Eceabat has been used as a departure point for people swimming the Hellespont to Çanakkale on the other side of the Dardanelles Strait.

Eceabat is the nearest town to the World War I Gallipoli Campaign battlefields of 1915, cemeteries and memorials to the more than 120,000 soldiers fallen from Turkey, the United Kingdom, France, Australia and New Zealand. The name Eceabat could be originated from the Arabic military word "Hijabat" which means the most forward command point from the battlefield; this could also explain the change from the original name Madytos.

On 1914, there were many attacks from Turks (including Turkish soldiers), against Greek citizens of Madytos. Many of the attacks were lethal. On the 17th April, 1915, the town was evacuated in the space of five hours. Turks plunder organized the property of the Greek population, despite the promise of Essad Pasha to the Greek Metropolitan that the Christian properties would be respected. The Greeks deprived of everything they had, sojourning four days in the mountains and then were embarked and dispatched to the diocese of Cyzicus. Many of them died from the hardship. These measures were part of the ongoing persecution of Greeks in the Ottoman Empire at the time. On 1916, a Greek woman of Madytos was raped by eighteen Turkish soldiers.[6]

Notes[edit]

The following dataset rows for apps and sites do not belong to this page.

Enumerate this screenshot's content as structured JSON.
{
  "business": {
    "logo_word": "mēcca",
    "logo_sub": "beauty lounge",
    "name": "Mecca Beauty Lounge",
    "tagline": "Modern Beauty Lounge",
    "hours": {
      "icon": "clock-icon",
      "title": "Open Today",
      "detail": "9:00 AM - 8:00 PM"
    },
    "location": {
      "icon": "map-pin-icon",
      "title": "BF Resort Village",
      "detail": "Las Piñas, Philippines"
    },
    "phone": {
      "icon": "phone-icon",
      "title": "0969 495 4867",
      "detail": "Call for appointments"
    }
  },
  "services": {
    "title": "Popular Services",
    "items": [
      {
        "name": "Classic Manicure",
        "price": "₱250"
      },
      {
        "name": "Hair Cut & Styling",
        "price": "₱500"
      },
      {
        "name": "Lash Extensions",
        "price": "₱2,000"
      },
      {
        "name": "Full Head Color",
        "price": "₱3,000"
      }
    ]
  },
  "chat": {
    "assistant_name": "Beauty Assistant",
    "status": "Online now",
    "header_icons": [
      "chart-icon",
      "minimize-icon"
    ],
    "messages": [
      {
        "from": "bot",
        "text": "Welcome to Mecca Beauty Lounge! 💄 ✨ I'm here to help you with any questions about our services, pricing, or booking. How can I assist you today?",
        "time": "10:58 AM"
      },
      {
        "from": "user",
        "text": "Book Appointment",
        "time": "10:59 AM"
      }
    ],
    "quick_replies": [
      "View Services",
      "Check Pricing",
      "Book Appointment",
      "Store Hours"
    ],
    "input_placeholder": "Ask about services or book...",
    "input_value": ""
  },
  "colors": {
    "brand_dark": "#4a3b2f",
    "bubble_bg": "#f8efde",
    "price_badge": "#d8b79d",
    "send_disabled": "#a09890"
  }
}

  1. ^ "Area of regions (including lakes), km²". Regional Statistics Database. Turkish Statistical Institute. 2002. Retrieved 2013-03-05.
  2. ^ "Population of province/district centers and towns/villages by districts - 2012". Address Based Population Registration System (ABPRS) Database. Turkish Statistical Institute. Retrieved 2013-02-27.
  3. ^ Statistical Institute[permanent dead link]
  4. ^ GeoHive. "Statistical information on Turkey's administrative units". Retrieved 2009-04-20.
  5. ^ Statoids. "Statistical information on districts of Turkey". Retrieved 2009-04-20.
  6. ^ Persecution of the Greeks in Turkey, 1914-1918. Constantinople [London, Printed by the Hesperia Press]. 1919.

References[edit]

External links[edit]

Media related to Eceabat at Wikimedia Commons

Coordinates: 40°11′02″N 26°21′23″E / 40.18389°N 26.35639°E / 40.18389; 26.35639